Saxophone Mouthpieces and the Quest for the Perfect Reed


A year or so in a moment of barely concealed lunacy I decided I would start to learn the Soprano Saxophone. "So What" you might say. Well I do play the Valve Trombone. But I must also add that I have always been attracted to the saxophone, but in the long ago days of my youth, saxophones were a rarity. It was a Brass World that I lived in. Brass bands were common. The North of England produced a very high percentage of brass playing musicians who had gone on to achieve national and international recognitions playing in the brass sections of great orchestras.

So I brought a reasonably good soprano saxophone on eBay. It was only then I became aware of the mysterious question of reeds and mouthpieces.

Brass players do change their mouthpieces from time to time. Some do not. I have used the same mouthpiece for more then thirty years. So it came as something of a surprise to realize that, in the world of saxophones, matters were rather more complicated.
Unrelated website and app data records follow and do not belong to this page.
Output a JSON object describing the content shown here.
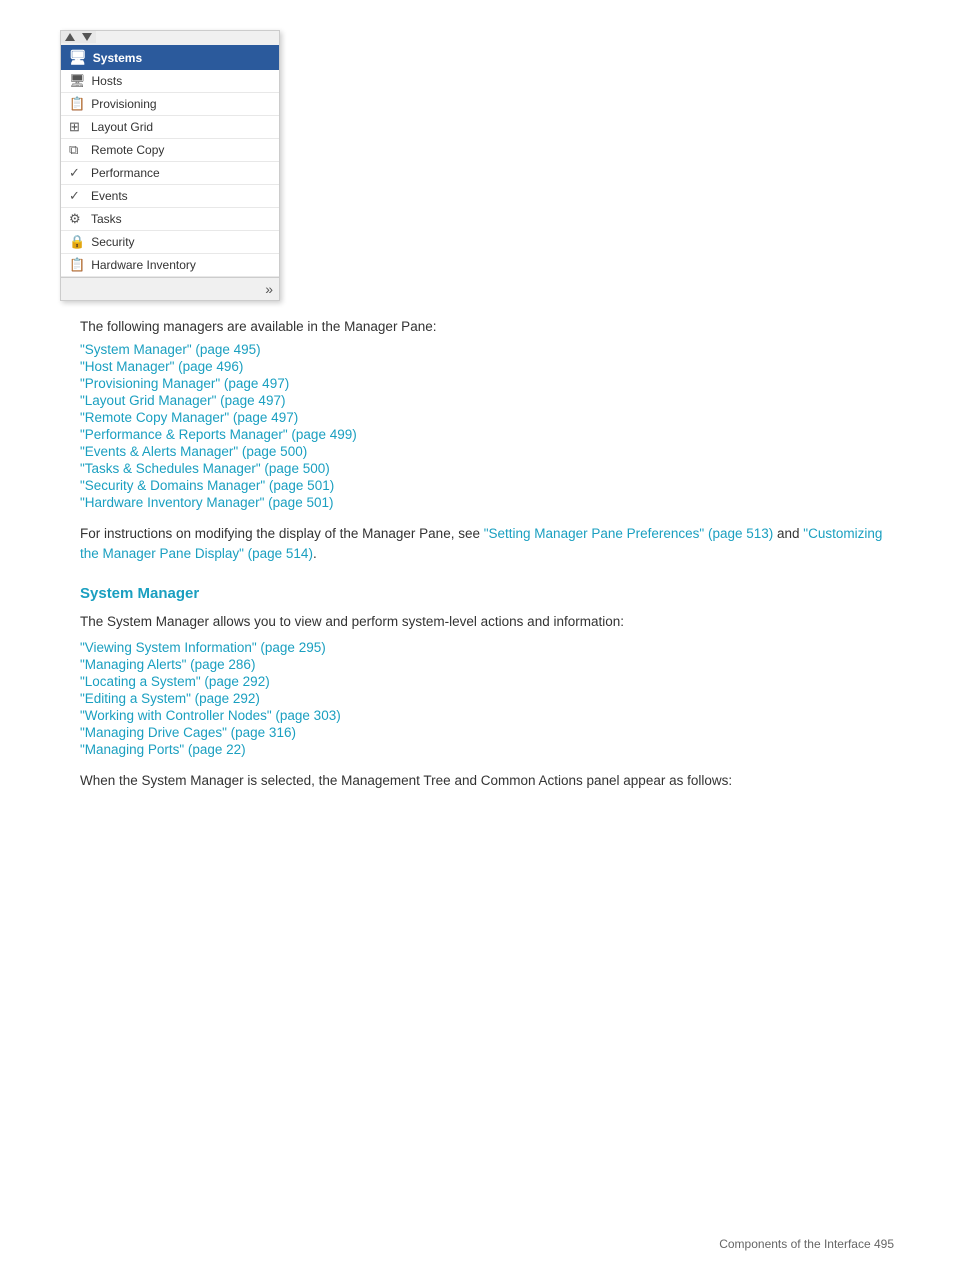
{
  "pane": {
    "header": {
      "label": "Systems",
      "icon": "🖥"
    },
    "items": [
      {
        "label": "Hosts",
        "icon": "🖥",
        "unicode": "🖥"
      },
      {
        "label": "Provisioning",
        "icon": "📋",
        "unicode": "📋"
      },
      {
        "label": "Layout Grid",
        "icon": "⊞",
        "unicode": "⊞"
      },
      {
        "label": "Remote Copy",
        "icon": "⧉",
        "unicode": "⧉"
      },
      {
        "label": "Performance",
        "icon": "✓",
        "unicode": "✓"
      },
      {
        "label": "Events",
        "icon": "✓",
        "unicode": "✓"
      },
      {
        "label": "Tasks",
        "icon": "⚙",
        "unicode": "⚙"
      },
      {
        "label": "Security",
        "icon": "🔒",
        "unicode": "🔒"
      },
      {
        "label": "Hardware Inventory",
        "icon": "📋",
        "unicode": "📋"
      }
    ]
  },
  "content": {
    "intro": "The following managers are available in the Manager Pane:",
    "links": [
      {
        "text": "\"System Manager\" (page 495)"
      },
      {
        "text": "\"Host Manager\" (page 496)"
      },
      {
        "text": "\"Provisioning Manager\" (page 497)"
      },
      {
        "text": "\"Layout Grid Manager\" (page 497)"
      },
      {
        "text": "\"Remote Copy Manager\" (page 497)"
      },
      {
        "text": "\"Performance & Reports Manager\" (page 499)"
      },
      {
        "text": "\"Events & Alerts Manager\" (page 500)"
      },
      {
        "text": "\"Tasks & Schedules Manager\" (page 500)"
      },
      {
        "text": "\"Security & Domains Manager\" (page 501)"
      },
      {
        "text": "\"Hardware Inventory Manager\" (page 501)"
      }
    ],
    "instructions_prefix": "For instructions on modifying the display of the Manager Pane, see ",
    "instructions_link1": "\"Setting Manager Pane Preferences\" (page 513)",
    "instructions_middle": " and ",
    "instructions_link2": "\"Customizing the Manager Pane Display\" (page 514)",
    "instructions_suffix": ".",
    "section_heading": "System Manager",
    "section_intro": "The System Manager allows you to view and perform system-level actions and information:",
    "section_links": [
      {
        "text": "\"Viewing System Information\" (page 295)"
      },
      {
        "text": "\"Managing Alerts\" (page 286)"
      },
      {
        "text": "\"Locating a System\" (page 292)"
      },
      {
        "text": "\"Editing a System\" (page 292)"
      },
      {
        "text": "\"Working with Controller Nodes\" (page 303)"
      },
      {
        "text": "\"Managing Drive Cages\" (page 316)"
      },
      {
        "text": "\"Managing Ports\" (page 22)"
      }
    ],
    "section_closing": "When the System Manager is selected, the Management Tree and Common Actions panel appear as follows:"
  },
  "footer": {
    "text": "Components of the Interface   495"
  }
}
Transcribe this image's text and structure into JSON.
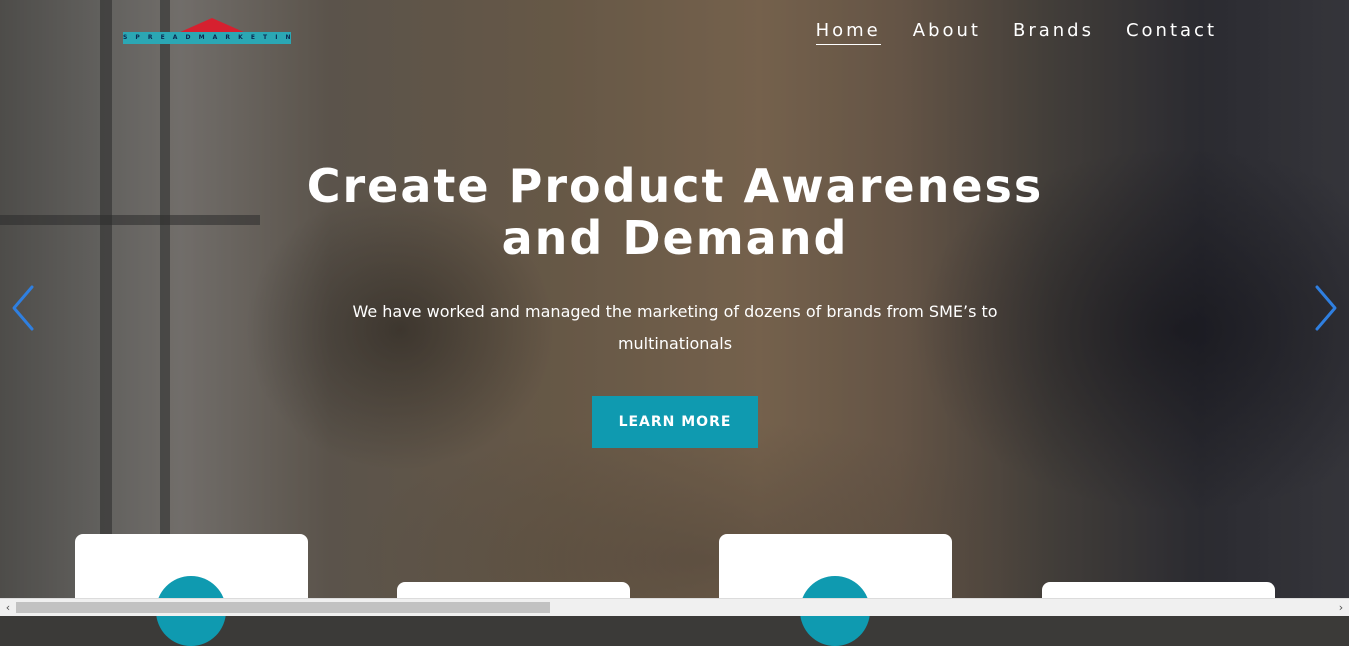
{
  "brand": {
    "logo_text": "S P R E A D   M A R K E T I N G",
    "logo_colors": {
      "roof": "#d6202f",
      "band": "#2ba7b4",
      "text": "#0b2a52"
    }
  },
  "nav": {
    "items": [
      {
        "label": "Home",
        "active": true
      },
      {
        "label": "About",
        "active": false
      },
      {
        "label": "Brands",
        "active": false
      },
      {
        "label": "Contact",
        "active": false
      }
    ]
  },
  "hero": {
    "headline_line1": "Create Product Awareness",
    "headline_line2": "and Demand",
    "subtext_line1": "We have worked and managed the marketing of dozens of brands from SME’s to",
    "subtext_line2": "multinationals",
    "cta_label": "LEARN MORE",
    "accent_color": "#0f9ab0",
    "arrow_color": "#2f7fe0",
    "prev_icon": "chevron-left-icon",
    "next_icon": "chevron-right-icon"
  },
  "scrollbar": {
    "left_icon": "‹",
    "right_icon": "›"
  }
}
Reed brands and classification number. Mouthpieces have a bewildering array of specifications: Baffle. Body. Beak. Bore. Break Point. Chamber. Chamfer. Facing Curve Facing Curve Length. Floor. Frontal Rail. Inner Side Walls. Ramp. Shank. Side Rails. Table. Throat. Tip Opening. Tip Rail. Window.

Words from well known saxophone dealers website:

Choosing the right mouthpiece for you can be a daunting task.  You’ve got an almost infinite amount of choices, and from among them you are expected to find exactly what works for you without being able to try them all and many times without the most basic knowledge as to what actually makes a mouthpiece a good mouthpiece.

The main problem is not only is each mouthpiece a little different- each horn is a little different and each player is very different.  The combinations are endless, and what works for one person might not work for another- and conversely, what one person thinks is the worst sounding mouthpiece they’ve ever played might be a very good mouthpiece for their friend.


All heavy going for the likes of a mere brass player.

So we come to Smigly. The creation of Allen Mezquida an accomplished alto saxophonist. As a regular on the New York jazz scene in the 80s and 90s, he performed and recorded with many of the greatest musicians still playing at that time, like Art Blakey and Gerry Mulligan. His 1996 solo album, A Good Thing, was well-received by critics. To quote:

"I was more frustrated with jazz’s tiny place in the current cultural landscape than with my jazz career," So he turned to another of his artistic passions. The visual arts–cartooning, in particular–had always attracted him.

I am a great fan of Smigly. They combine wonderful animation and characterization with incisive and thought-provoking story lines. Check him out. I can assure you that you will not be disappointed.

So on to the world of finding the perfect reed.